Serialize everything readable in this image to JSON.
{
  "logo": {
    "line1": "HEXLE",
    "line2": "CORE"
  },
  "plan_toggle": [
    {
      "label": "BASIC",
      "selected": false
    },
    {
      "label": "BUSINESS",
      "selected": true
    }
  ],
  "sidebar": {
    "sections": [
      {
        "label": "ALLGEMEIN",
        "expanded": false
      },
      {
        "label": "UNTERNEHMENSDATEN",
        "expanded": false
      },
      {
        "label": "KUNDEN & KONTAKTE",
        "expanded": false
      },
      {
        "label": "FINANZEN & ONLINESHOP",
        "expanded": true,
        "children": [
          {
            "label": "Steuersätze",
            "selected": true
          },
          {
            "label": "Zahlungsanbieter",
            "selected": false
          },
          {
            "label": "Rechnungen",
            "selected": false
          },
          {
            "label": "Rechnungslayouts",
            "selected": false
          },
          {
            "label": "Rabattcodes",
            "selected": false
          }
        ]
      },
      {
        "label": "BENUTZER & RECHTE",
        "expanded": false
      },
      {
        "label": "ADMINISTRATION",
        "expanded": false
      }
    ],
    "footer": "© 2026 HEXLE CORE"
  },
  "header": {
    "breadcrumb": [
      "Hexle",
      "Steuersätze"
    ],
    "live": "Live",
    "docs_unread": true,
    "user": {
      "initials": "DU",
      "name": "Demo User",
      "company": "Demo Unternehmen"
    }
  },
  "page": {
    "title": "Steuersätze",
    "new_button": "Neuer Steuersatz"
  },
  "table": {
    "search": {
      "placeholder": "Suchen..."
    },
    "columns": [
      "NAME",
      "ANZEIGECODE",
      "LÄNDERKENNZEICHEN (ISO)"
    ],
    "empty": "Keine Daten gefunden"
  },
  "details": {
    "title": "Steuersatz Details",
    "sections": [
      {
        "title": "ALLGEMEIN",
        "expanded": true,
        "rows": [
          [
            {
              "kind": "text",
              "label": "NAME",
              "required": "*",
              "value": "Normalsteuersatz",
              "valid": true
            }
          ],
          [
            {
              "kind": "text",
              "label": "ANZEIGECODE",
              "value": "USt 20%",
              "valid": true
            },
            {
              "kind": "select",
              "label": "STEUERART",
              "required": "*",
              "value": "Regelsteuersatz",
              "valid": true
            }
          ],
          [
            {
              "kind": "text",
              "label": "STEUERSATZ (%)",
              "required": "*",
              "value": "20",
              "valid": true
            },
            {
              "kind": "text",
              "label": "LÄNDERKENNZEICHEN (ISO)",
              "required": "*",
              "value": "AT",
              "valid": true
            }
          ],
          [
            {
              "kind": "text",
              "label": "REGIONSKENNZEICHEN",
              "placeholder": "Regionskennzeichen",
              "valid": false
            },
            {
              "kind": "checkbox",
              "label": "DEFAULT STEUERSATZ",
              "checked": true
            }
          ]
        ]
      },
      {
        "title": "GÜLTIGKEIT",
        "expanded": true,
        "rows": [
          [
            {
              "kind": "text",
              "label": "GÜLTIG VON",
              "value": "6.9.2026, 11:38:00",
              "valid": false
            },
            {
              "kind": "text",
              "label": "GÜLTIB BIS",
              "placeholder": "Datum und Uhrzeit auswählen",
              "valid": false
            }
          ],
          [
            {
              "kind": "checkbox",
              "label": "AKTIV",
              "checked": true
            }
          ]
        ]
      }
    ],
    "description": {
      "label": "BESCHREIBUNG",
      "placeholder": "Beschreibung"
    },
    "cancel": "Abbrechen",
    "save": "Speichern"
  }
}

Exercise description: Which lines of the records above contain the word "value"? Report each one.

Problem solution:
              "value": "Normalsteuersatz",
              "value": "USt 20%",
              "value": "Regelsteuersatz",
              "value": "20",
              "value": "AT",
              "value": "6.9.2026, 11:38:00",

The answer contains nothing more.